Food & Nutrition Security – The Biosecurity, Health, Trade Nexus

13-14 December 2021, Canberra

 

Irene Kernot

Research Program Manager for Horticulture, ACIAR

Irene Kernot manages the Horticulture research portfolio at ACIAR. Before joining ACIAR, Irene worked in northern Australia as an agronomist in the Northern Territory and in Queensland as an extension horticulturist in tropical fruit systems. In Queensland Irene managed a Tropical Fruit research group that included Market Access and Banana researchers. This gave Irene a solid grounding in the importance of biosecurity and the importance of good science in incursion response and management. In that time the research team supported responses to Panama TR4, Black Sigatoka and Oriental Fruit Fly as well to non-biotic damage from cyclones Larry and Yasi. 


Rapid-Fire Case Study

The race to save bananas

ABSTRACT

Fusarium Wilt of banana caused by the soil borne fungus Fusarium oxysporum f sp cubense was first recorded in Australia in 1874, but its spread to Panama in 1890 was the start of the first global epidemic. The disease affected a susceptible variety dominant at the time, Gros Michel. By the 1950s Gros Michel was replaced by a variety resistant to the disease the Cavendish banana. A silver bullet solution was rapidly adopted around the world. Then in 1967 symptoms of Fusarium Wilt appeared on Cavendish in Taiwan, with Tropical Race 4, the race that affects Cavendish in any environment named in the 1990s. In 2019 it appeared in Colombia establishing it in every banana growing region globally. This is a race the disease is winning in turtle-like fashion.  

Despite this banana remains an important export and also provides nutrition and livelihood benefits to growers and communities around the tropics. What can we learn from our biosecurity responses to races one and four to provide a competitive advantage against any future race?

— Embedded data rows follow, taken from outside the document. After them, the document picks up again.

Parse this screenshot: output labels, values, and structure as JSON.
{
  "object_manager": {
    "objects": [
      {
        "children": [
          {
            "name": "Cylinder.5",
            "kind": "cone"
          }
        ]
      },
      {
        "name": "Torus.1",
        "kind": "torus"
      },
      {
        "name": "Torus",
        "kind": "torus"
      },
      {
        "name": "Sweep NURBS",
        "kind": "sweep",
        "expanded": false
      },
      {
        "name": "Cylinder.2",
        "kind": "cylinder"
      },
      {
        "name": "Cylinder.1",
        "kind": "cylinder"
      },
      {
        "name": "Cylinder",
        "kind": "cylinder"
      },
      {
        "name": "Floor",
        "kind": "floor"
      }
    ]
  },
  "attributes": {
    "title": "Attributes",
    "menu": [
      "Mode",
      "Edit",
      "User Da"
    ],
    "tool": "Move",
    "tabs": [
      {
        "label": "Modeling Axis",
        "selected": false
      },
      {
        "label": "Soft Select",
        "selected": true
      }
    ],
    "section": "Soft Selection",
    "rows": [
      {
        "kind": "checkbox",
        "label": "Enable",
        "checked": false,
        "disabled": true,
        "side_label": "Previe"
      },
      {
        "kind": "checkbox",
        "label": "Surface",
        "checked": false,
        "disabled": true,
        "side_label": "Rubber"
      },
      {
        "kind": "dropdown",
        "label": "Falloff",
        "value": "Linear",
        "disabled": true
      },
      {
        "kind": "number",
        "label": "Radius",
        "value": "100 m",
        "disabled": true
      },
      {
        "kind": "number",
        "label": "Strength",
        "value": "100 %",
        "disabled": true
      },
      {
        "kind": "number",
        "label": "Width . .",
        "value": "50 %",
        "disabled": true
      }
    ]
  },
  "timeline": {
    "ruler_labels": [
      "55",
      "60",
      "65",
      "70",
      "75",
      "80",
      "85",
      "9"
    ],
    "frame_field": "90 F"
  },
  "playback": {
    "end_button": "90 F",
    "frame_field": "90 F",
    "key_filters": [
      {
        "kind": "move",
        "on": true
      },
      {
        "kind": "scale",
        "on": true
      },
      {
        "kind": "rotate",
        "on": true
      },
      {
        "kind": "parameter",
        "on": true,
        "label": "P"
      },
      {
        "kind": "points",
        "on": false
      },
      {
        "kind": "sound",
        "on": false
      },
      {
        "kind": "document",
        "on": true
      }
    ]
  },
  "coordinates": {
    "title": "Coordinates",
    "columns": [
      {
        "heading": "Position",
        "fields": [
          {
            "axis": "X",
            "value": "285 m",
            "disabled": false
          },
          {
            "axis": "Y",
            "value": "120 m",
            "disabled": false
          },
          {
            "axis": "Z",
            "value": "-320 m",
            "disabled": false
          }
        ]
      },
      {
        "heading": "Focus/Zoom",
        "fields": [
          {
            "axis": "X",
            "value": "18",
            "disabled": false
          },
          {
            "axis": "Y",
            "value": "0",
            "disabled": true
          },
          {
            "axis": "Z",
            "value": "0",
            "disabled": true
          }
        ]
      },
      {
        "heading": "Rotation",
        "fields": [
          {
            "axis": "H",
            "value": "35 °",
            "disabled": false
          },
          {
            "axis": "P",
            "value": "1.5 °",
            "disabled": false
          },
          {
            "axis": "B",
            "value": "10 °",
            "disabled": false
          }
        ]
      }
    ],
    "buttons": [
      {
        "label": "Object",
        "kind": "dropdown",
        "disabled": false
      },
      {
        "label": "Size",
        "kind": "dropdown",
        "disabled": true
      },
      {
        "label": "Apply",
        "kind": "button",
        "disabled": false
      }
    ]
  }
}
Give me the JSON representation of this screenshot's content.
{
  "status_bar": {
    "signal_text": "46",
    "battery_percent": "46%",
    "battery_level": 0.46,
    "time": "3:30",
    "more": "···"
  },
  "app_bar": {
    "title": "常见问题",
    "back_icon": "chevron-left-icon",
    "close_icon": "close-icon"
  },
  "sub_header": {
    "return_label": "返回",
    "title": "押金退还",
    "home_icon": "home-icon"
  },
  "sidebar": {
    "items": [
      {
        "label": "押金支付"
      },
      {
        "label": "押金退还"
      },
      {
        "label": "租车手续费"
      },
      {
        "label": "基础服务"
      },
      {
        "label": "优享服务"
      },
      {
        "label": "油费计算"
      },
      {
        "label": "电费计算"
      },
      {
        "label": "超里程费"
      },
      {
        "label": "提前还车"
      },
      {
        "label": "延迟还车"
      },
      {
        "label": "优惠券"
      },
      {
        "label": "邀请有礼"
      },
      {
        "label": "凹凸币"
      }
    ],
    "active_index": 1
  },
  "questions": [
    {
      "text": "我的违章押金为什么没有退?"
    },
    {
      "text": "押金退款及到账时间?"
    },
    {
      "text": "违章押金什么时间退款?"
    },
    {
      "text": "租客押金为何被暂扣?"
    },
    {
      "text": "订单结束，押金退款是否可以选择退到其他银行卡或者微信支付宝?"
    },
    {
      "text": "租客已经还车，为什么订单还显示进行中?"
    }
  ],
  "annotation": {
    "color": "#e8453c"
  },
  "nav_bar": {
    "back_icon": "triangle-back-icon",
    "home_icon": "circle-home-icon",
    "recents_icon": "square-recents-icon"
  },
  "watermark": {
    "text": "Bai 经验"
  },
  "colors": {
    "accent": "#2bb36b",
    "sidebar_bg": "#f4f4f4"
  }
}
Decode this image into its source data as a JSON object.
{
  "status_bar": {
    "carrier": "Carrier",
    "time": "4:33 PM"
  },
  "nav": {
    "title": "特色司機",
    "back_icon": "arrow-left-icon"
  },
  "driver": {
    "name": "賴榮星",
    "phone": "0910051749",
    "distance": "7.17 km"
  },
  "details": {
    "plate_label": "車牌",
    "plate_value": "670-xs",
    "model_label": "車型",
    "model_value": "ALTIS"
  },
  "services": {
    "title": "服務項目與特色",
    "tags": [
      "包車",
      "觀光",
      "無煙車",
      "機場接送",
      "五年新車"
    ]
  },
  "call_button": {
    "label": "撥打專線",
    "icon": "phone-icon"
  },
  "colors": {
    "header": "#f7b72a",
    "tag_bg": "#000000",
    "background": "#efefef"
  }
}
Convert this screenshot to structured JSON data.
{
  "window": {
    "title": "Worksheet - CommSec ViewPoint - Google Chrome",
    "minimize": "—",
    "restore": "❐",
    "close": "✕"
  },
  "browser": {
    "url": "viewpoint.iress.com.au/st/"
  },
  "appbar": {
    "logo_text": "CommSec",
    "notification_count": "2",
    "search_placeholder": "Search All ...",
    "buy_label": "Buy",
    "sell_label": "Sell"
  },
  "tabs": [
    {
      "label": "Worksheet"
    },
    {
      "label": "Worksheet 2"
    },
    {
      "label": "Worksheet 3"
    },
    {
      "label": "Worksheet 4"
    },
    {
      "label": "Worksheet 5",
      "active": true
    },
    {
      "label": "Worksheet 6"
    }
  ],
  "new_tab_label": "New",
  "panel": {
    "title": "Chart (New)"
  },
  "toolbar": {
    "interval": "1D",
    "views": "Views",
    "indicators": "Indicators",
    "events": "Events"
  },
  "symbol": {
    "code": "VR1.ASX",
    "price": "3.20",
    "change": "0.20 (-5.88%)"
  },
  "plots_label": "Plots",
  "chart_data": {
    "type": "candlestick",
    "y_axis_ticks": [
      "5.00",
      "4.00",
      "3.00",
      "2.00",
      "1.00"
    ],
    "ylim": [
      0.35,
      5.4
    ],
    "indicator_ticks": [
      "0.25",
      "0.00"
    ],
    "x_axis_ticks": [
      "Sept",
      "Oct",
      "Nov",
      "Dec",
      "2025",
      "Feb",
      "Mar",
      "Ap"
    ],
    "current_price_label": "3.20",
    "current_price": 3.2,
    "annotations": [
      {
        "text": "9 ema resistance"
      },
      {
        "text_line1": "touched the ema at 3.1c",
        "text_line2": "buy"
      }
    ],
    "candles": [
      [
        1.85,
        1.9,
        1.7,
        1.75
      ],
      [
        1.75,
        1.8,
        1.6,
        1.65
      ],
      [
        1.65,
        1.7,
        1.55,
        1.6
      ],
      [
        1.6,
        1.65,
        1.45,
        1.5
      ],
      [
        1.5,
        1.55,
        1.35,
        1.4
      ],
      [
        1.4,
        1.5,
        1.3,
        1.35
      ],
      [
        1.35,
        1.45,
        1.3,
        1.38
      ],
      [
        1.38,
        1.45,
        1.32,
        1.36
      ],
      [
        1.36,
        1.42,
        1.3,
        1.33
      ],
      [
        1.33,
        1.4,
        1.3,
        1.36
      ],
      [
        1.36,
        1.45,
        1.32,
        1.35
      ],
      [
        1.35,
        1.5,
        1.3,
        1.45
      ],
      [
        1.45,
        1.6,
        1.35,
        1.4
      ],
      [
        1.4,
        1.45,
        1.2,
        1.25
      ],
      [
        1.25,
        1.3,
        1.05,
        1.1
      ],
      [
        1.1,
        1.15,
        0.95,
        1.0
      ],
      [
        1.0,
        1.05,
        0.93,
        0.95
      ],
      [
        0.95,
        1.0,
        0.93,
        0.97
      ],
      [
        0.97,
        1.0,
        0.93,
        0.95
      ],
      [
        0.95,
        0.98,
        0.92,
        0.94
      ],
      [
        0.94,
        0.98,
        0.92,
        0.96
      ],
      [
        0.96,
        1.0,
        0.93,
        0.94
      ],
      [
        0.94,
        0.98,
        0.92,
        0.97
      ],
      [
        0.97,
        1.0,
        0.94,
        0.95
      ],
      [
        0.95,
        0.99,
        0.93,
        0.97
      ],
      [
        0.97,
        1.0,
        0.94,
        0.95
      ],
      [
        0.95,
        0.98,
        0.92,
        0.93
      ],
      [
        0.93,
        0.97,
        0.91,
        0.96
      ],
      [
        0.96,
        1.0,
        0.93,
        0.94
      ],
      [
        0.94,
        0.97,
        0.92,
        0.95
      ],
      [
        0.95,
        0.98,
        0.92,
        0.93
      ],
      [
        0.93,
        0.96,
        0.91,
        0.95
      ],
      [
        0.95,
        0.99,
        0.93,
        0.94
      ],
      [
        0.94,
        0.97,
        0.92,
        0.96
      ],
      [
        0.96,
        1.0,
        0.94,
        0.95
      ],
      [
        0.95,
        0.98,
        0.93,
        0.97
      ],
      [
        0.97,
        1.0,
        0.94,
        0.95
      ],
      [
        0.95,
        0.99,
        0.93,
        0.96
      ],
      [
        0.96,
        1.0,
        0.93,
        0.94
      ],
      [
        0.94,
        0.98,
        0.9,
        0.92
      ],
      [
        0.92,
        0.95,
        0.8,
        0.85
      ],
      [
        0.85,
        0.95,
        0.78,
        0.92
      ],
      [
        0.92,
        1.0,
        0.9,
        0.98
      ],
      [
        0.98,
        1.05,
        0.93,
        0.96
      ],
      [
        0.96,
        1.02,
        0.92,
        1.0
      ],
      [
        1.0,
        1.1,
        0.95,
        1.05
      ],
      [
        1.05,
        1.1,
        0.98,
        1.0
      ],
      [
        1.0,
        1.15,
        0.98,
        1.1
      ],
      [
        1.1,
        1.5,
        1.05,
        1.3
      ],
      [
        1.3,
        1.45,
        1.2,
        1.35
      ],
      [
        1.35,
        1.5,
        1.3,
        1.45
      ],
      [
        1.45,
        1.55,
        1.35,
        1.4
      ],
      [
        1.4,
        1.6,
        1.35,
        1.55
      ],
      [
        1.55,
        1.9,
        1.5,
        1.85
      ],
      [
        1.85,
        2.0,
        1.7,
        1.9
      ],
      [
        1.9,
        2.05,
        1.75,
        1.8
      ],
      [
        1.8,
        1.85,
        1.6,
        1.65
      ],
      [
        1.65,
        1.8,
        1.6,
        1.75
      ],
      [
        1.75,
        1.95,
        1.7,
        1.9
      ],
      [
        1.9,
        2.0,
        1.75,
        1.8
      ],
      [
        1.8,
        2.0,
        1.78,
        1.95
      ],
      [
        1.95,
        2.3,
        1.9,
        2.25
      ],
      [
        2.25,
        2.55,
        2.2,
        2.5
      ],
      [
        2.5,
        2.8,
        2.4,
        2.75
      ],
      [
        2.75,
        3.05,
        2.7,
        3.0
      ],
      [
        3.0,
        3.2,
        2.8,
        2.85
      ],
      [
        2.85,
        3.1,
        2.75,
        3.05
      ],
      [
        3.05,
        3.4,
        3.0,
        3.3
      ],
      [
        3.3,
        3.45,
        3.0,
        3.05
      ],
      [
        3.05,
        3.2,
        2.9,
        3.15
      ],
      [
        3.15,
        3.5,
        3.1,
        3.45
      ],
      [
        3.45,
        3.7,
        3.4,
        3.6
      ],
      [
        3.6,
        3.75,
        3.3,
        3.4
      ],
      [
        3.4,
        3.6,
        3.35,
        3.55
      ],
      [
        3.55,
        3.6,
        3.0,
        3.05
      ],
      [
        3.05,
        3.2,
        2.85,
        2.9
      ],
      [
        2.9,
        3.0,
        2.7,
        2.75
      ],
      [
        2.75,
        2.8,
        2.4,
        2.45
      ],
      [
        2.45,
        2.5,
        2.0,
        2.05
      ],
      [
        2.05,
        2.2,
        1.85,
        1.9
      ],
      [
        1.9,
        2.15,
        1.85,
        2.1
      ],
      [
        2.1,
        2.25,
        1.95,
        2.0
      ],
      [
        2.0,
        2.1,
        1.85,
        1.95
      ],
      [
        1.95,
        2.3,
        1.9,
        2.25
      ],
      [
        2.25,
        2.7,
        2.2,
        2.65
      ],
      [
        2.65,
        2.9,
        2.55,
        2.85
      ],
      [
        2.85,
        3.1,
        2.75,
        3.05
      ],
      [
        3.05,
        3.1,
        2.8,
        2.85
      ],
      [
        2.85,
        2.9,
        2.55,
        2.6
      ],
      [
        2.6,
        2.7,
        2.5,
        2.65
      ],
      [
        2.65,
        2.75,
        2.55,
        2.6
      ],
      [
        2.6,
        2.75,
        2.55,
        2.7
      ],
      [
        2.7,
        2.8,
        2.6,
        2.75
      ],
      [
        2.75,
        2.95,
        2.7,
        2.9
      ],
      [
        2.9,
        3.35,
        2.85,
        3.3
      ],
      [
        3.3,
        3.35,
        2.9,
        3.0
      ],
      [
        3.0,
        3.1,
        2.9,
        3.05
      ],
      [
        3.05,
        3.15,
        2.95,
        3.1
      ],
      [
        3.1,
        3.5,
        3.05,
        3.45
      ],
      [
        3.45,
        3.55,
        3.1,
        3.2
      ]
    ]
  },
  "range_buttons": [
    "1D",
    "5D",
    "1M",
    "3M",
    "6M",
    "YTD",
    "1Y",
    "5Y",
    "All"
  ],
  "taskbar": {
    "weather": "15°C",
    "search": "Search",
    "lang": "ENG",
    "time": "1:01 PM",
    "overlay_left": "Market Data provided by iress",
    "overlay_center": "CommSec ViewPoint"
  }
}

Both technical and behavioural strategies are necessary to be prepared for inevitable change. Solutions must offer hope to growers and smallholders that production can be maintained despite the presence of the disease as the return to business as usual becomes a distant dream.